Grandpa was so ill, some of the letters his family sent were returned unopened.  I have seen these letters.  The Camp Dix base hospital marked the envelopes "deceased" before they were returned to the sender.  Fortunately, this was incorrect information, but imagine the anguish and confusion it must have created on the farm at Beyersville.  Following his convalescence, he was discharged from Camp Dix on February 1, 1919, and sent home - almost three months after the war had ended.

Grandpa wrote home frequently when he was able, especially to his sister, Ella.  I have photocopies of some of these letters and hope to see more of them when the occasion might be provided.  When I put together the information I have about his life, I will include some of the letters.

I want to discover more about the treatment he received - the red fluid injected into his back.  Could it have been an epidural treatment of some kind?  In my limited knowledge of medicine, the headaches and pain he experienced following the treatment suggests that this may be true.  I'm comfortable with medical information from my armchair, but I am not medically trained.  I won't speculate any further until I have better information.

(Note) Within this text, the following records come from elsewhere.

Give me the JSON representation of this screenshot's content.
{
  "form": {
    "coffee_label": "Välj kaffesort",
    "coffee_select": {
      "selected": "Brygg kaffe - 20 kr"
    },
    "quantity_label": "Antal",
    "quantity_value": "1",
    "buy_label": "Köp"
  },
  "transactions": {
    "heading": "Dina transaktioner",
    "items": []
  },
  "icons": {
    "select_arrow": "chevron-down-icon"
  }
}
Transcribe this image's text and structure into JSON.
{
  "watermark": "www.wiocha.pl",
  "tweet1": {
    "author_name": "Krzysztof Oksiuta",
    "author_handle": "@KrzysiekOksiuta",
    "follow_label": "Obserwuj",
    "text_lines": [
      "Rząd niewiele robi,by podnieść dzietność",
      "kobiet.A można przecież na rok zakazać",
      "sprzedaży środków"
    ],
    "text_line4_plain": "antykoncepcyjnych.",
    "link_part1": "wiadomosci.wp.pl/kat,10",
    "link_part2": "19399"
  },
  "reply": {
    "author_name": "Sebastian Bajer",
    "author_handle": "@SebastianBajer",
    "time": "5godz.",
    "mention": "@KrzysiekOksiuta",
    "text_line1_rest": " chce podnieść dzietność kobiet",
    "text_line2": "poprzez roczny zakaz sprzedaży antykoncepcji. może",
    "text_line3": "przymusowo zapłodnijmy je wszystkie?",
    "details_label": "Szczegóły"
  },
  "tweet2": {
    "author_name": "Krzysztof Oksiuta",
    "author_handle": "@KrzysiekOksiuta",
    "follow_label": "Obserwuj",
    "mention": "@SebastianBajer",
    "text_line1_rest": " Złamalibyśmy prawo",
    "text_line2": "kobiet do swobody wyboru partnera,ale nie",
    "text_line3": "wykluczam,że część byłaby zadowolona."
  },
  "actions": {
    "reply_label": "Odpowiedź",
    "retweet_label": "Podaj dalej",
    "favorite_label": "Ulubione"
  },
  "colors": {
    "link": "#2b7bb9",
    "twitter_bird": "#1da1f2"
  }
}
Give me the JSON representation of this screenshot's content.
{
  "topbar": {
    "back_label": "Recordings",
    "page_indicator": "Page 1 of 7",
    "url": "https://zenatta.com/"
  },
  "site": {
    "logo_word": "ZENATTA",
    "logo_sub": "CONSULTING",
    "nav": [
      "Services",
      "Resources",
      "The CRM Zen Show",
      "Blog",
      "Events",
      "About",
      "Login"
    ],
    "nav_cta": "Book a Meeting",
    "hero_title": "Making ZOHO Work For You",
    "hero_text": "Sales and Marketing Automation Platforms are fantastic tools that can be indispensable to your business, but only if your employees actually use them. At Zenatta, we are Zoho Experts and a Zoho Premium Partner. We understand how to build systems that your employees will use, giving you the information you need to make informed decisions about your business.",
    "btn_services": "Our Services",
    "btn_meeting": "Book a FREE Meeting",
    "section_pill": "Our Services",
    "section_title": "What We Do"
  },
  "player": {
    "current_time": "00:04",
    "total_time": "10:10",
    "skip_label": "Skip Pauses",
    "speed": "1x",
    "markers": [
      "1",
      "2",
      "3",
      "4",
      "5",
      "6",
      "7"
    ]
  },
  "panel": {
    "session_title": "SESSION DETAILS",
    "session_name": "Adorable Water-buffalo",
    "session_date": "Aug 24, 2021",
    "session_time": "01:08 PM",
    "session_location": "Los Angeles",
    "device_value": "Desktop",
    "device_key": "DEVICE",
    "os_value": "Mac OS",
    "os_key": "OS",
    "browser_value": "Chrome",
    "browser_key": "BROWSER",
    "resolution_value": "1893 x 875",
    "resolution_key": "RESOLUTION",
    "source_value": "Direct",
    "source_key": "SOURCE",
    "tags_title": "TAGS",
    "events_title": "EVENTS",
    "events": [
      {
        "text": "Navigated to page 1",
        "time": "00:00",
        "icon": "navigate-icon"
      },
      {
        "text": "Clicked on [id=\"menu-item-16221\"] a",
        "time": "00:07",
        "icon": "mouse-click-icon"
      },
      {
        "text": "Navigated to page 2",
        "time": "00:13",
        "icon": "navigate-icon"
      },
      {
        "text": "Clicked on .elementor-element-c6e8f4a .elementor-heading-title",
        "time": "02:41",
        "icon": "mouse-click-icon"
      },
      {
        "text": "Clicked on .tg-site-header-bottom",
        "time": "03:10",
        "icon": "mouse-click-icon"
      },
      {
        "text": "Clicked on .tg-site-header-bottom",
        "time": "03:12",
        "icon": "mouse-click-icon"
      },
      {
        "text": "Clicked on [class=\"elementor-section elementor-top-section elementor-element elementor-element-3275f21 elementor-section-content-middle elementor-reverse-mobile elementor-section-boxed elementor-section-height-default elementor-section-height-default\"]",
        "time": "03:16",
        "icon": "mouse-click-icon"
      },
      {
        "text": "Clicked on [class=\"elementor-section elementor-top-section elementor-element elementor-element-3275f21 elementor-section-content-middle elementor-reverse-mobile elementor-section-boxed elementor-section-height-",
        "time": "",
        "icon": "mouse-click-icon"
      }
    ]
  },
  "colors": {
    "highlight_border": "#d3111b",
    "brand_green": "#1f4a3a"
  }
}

Camp Dix is now known as Fort Dix.  The original Camp Dix was built in haste beginning in June 1917, to be a training and staging ground for units during World War I.  None of the original structures exist any longer.  The facility is currently part of the Joint Base McGuire-Dix-Lakehurst, a military installation that serves the U.S. Army, Air Force and Navy.

Grace and peace to you.  May Holy Week bring special blessings to you and your family.



  1. All I can say is WOW. I grew up hearing some of this but not in such detail. This is just so cool that you have as much info as you do and I, for one, am THRILLED that you are sharing it so that we can all read it!

  2. He wrote this story in his own beautiful handwriting. I also remember listening to him tell much of this story. When I read his words, I can hear his aging voice and his German accent. He was proud of his country, even as he was being prepared to fight against the German Empire his parents had left a generation before him. He always had a great respect for his fellow servicemen and veterans.

  3. The liquid sounds like it was injected directly in to the cerebrospinal fluid. The headaches that follow are common after a spinal anesthetic or tap long ago because the large bore needles that were used.

    I have no idea what it was but perhaps it was some treatment for the flu. I have never heard of that before either.

    He is lucky he survived.

  4. Hi Claudia,

    That sounds right. "Near like a darning needle" would seem to be pretty large bore, I think.

    I know that the military medical community was doing a lot of research at that time, especially at places like Camp Dix where many soldiers were getting sick. This may have been a recently developed procedure, or experimental.

    As you say, he is lucky he survived, indeed!



  5. Have you read the book "The Great Influenza"? I am not sure if it mentions anything about an injectable treatment, but it is a great book about the 1918 flu.

  6. Hi Andrea,
    I read Barry's "The Great Influenza" a few years ago when it finally occurred to me that Grandpa saw that pandemic first hand from the Camp Dix hospital. I had just watched a well done episode of the American Experience on PBS -"Influenza 1918".
    The Spanish flu affected people differently from meningitis, but the Camp Dix location was mentioned which caught my attention. Although the flu was raging, meningitis was also a medical concern at the military camps in those days, just as it is now in any high density group setting, like college dormatories, etc.